• DATA TO EXAMINE:
*** Block opens ***
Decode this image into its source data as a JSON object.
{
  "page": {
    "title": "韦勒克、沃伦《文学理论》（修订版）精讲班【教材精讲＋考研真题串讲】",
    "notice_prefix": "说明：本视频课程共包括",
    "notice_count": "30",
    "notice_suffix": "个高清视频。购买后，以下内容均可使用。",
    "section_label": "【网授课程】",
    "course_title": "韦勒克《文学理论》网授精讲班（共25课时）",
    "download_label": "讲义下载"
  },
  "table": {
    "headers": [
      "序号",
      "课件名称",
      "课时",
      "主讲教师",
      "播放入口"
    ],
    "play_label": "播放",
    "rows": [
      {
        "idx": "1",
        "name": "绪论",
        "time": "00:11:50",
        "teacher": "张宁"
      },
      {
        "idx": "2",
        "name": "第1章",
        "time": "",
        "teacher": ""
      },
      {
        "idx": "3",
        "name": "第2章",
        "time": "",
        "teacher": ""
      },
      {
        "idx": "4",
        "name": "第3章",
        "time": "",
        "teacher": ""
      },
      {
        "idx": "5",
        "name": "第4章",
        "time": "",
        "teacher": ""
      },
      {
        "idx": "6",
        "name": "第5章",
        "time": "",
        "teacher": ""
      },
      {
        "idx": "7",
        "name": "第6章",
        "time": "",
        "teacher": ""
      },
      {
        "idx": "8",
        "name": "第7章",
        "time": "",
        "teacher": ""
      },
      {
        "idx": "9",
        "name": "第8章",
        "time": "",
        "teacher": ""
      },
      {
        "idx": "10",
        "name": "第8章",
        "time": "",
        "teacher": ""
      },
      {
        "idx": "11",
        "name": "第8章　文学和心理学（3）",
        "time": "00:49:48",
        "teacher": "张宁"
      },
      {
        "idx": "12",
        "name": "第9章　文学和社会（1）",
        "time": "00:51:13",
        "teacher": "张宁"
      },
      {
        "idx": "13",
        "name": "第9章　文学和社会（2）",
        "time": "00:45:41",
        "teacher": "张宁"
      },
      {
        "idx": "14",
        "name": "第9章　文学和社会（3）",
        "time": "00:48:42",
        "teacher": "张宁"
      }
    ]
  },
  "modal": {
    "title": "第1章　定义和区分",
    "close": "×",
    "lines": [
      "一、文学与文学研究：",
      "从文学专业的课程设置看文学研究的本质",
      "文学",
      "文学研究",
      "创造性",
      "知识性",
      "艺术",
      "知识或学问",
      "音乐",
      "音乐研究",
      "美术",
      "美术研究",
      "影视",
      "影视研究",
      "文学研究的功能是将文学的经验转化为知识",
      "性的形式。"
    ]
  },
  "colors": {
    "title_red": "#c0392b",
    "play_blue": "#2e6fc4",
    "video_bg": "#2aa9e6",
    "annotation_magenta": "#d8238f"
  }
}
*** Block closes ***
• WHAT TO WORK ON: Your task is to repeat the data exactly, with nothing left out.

• EXERCISE OUTPUT:
Decode this image into its source data as a JSON object.
{
  "page": {
    "title": "韦勒克、沃伦《文学理论》（修订版）精讲班【教材精讲＋考研真题串讲】",
    "notice_prefix": "说明：本视频课程共包括",
    "notice_count": "30",
    "notice_suffix": "个高清视频。购买后，以下内容均可使用。",
    "section_label": "【网授课程】",
    "course_title": "韦勒克《文学理论》网授精讲班（共25课时）",
    "download_label": "讲义下载"
  },
  "table": {
    "headers": [
      "序号",
      "课件名称",
      "课时",
      "主讲教师",
      "播放入口"
    ],
    "play_label": "播放",
    "rows": [
      {
        "idx": "1",
        "name": "绪论",
        "time": "00:11:50",
        "teacher": "张宁"
      },
      {
        "idx": "2",
        "name": "第1章",
        "time": "",
        "teacher": ""
      },
      {
        "idx": "3",
        "name": "第2章",
        "time": "",
        "teacher": ""
      },
      {
        "idx": "4",
        "name": "第3章",
        "time": "",
        "teacher": ""
      },
      {
        "idx": "5",
        "name": "第4章",
        "time": "",
        "teacher": ""
      },
      {
        "idx": "6",
        "name": "第5章",
        "time": "",
        "teacher": ""
      },
      {
        "idx": "7",
        "name": "第6章",
        "time": "",
        "teacher": ""
      },
      {
        "idx": "8",
        "name": "第7章",
        "time": "",
        "teacher": ""
      },
      {
        "idx": "9",
        "name": "第8章",
        "time": "",
        "teacher": ""
      },
      {
        "idx": "10",
        "name": "第8章",
        "time": "",
        "teacher": ""
      },
      {
        "idx": "11",
        "name": "第8章　文学和心理学（3）",
        "time": "00:49:48",
        "teacher": "张宁"
      },
      {
        "idx": "12",
        "name": "第9章　文学和社会（1）",
        "time": "00:51:13",
        "teacher": "张宁"
      },
      {
        "idx": "13",
        "name": "第9章　文学和社会（2）",
        "time": "00:45:41",
        "teacher": "张宁"
      },
      {
        "idx": "14",
        "name": "第9章　文学和社会（3）",
        "time": "00:48:42",
        "teacher": "张宁"
      }
    ]
  },
  "modal": {
    "title": "第1章　定义和区分",
    "close": "×",
    "lines": [
      "一、文学与文学研究：",
      "从文学专业的课程设置看文学研究的本质",
      "文学",
      "文学研究",
      "创造性",
      "知识性",
      "艺术",
      "知识或学问",
      "音乐",
      "音乐研究",
      "美术",
      "美术研究",
      "影视",
      "影视研究",
      "文学研究的功能是将文学的经验转化为知识",
      "性的形式。"
    ]
  },
  "colors": {
    "title_red": "#c0392b",
    "play_blue": "#2e6fc4",
    "video_bg": "#2aa9e6",
    "annotation_magenta": "#d8238f"
  }
}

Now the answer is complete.